This is one of my favorite fall Creole dishes. It's so warm, comforting and flavorful. I love making extra because it always tastes even better the next day.
Technique tip: Stir the roux constantly while it is browning so the flour does not burn. The roux will be dark brown and smell like toasted hazelnuts. If the roux burns or has black spots in it, start over.
- 1 cup canola oil
- 1 cup flour
- 1 onion, small diced
- 2 celery stalks, finely diced
- 1/2 green bell pepper, small diced
- 1/2 red bell pepper, small diced
- 4 cloves garlic, minced
- 2 tablespoons fresh thyme, picked
- 1/2 teaspoon cayenne pepper
- 1 tablespoon paprika
- 1 tablespoon light brown sugar
- 2 bay leaves
- 1/2 cup peeled, seeded and diced tomato
- 2 quarts shrimp stock
- 3½ pounds shrimp, peeled and deveined)
- 1 bunch green onions, finely chopped, divided
- 4 dashes Worcestershire sauce
- 2 dashes tabasco sauce
- 2 tablespoons butter
- Salt and freshly ground black pepper, to taste
Cream Cheese Dumplings
- 2 cups cream cheese
- 2 cups ground Parmesan
- 4 whole eggs
- 1½ cups all-purpose flour
- 2 lemons, zested
- 10 rasps nutmeg
For the shrimp étouffée:
1. In a four-quart saucepan over high heat, cook the flour and oil, stirring frequently, until it becomes dark brown in color.
2. Once the flour oil mixture is brown, add the onions and reduce the heat to medium.
3. Once the onions are translucent, add the celery, bell peppers, garlic, thyme and spices.

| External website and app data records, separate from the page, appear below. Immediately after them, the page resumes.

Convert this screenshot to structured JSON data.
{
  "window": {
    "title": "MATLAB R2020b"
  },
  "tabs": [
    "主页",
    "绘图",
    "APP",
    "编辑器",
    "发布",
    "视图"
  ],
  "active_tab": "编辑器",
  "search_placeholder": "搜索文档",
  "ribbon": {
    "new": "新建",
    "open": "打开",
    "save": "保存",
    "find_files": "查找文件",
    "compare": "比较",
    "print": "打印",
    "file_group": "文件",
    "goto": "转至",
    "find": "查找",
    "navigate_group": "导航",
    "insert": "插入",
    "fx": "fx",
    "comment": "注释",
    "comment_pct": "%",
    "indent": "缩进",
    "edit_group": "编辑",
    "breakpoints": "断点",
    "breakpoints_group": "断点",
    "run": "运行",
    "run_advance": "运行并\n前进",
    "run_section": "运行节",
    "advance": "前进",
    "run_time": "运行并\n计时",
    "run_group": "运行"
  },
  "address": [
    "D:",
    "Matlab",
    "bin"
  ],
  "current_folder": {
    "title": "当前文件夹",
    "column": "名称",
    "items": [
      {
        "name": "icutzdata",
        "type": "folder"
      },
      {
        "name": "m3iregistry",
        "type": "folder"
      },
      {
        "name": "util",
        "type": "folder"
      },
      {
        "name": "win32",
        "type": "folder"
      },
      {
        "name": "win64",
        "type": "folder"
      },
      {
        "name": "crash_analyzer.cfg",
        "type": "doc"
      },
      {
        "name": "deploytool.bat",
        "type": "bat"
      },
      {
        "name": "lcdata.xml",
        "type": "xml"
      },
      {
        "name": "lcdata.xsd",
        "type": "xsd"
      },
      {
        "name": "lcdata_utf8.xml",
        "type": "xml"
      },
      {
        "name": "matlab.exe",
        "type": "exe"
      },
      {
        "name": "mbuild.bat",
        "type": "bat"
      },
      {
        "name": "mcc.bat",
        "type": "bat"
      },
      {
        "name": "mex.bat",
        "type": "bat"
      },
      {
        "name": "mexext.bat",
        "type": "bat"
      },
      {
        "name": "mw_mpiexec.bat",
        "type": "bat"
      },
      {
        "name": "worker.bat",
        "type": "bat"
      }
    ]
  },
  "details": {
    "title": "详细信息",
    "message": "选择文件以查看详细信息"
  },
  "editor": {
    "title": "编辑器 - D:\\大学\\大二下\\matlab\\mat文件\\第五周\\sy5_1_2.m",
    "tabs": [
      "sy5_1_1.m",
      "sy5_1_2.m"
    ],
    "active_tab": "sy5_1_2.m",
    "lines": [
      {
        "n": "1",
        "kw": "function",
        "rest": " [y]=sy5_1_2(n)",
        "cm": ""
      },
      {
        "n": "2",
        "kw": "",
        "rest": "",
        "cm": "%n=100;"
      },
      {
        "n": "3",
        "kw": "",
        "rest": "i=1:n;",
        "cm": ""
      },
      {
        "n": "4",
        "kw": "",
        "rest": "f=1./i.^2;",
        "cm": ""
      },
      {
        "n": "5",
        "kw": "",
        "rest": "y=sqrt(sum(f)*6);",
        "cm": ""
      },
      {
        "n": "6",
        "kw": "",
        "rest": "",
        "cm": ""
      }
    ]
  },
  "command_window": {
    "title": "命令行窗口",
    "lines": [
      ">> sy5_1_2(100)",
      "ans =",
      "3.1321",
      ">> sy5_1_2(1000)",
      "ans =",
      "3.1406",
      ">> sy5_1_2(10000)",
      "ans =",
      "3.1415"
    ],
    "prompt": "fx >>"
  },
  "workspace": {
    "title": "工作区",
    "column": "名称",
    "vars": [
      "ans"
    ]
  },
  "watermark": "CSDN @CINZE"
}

Cook for 5 minutes.
4. Add the tomatoes and the shrimp stock and raise the heat to high.
5. Once the liquid has come to a boil, reduce the heat to a simmer while stirring occasionally to prevent scorching. Simmer for 15 minutes.
6. Add the shrimp, green onions and season with salt, pepper, Worcestershire and Tabasco.
7. Once the shrimp are cooked through, remove from the heat and whisk in the butter.
For the cream cheese dumplings:
1. Bring a large pot of salted water to a simmer.
2. Blend cream cheese, Parmesan, and eggs until emulsified in the bowl of a stand mixer with the paddle attachment.
3. Add lemon zest and nutmeg.
4. Gradually add in the flour until a dough forms.
5. Place dough in piping bag or zip-top bag.
6. Cut a 3/4-inch hole in the end of the bag.
7. Squeeze and cut 1/2-inch cylinders of dumplings into simmering, salted water.
8. Once floating, cook for approximately 1 minute.
9. Remove from water with a slotted spoon and immediately place in an ice water bath to stop the cooking.
10. Drain and lightly toss in olive oil.
Stir the dumplings into the étouffée then ladle the into bowls and serve.